**Prompt:**
Repeat the listing that comes next, leaving nothing out and changing nothing.
◇ ◇ ◇ ◇ ◇
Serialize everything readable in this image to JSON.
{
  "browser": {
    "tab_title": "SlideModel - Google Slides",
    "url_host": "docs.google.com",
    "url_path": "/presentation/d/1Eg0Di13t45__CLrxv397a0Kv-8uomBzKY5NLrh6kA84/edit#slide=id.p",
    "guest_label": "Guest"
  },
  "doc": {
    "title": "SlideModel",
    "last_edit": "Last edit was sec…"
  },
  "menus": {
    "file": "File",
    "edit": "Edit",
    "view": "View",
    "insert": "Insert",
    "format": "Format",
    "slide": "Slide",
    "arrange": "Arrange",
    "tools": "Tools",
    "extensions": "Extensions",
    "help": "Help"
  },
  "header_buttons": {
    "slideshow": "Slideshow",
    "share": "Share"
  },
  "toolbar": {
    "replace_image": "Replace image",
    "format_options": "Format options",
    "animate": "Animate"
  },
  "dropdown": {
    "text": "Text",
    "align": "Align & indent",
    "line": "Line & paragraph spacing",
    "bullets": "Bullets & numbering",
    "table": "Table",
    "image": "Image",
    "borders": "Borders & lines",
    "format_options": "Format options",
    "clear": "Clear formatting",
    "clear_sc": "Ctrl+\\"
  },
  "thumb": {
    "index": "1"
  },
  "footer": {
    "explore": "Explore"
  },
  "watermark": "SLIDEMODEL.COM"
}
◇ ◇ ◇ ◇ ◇
**Task solution:**
Serialize everything readable in this image to JSON.
{
  "browser": {
    "tab_title": "SlideModel - Google Slides",
    "url_host": "docs.google.com",
    "url_path": "/presentation/d/1Eg0Di13t45__CLrxv397a0Kv-8uomBzKY5NLrh6kA84/edit#slide=id.p",
    "guest_label": "Guest"
  },
  "doc": {
    "title": "SlideModel",
    "last_edit": "Last edit was sec…"
  },
  "menus": {
    "file": "File",
    "edit": "Edit",
    "view": "View",
    "insert": "Insert",
    "format": "Format",
    "slide": "Slide",
    "arrange": "Arrange",
    "tools": "Tools",
    "extensions": "Extensions",
    "help": "Help"
  },
  "header_buttons": {
    "slideshow": "Slideshow",
    "share": "Share"
  },
  "toolbar": {
    "replace_image": "Replace image",
    "format_options": "Format options",
    "animate": "Animate"
  },
  "dropdown": {
    "text": "Text",
    "align": "Align & indent",
    "line": "Line & paragraph spacing",
    "bullets": "Bullets & numbering",
    "table": "Table",
    "image": "Image",
    "borders": "Borders & lines",
    "format_options": "Format options",
    "clear": "Clear formatting",
    "clear_sc": "Ctrl+\\"
  },
  "thumb": {
    "index": "1"
  },
  "footer": {
    "explore": "Explore"
  },
  "watermark": "SLIDEMODEL.COM"
}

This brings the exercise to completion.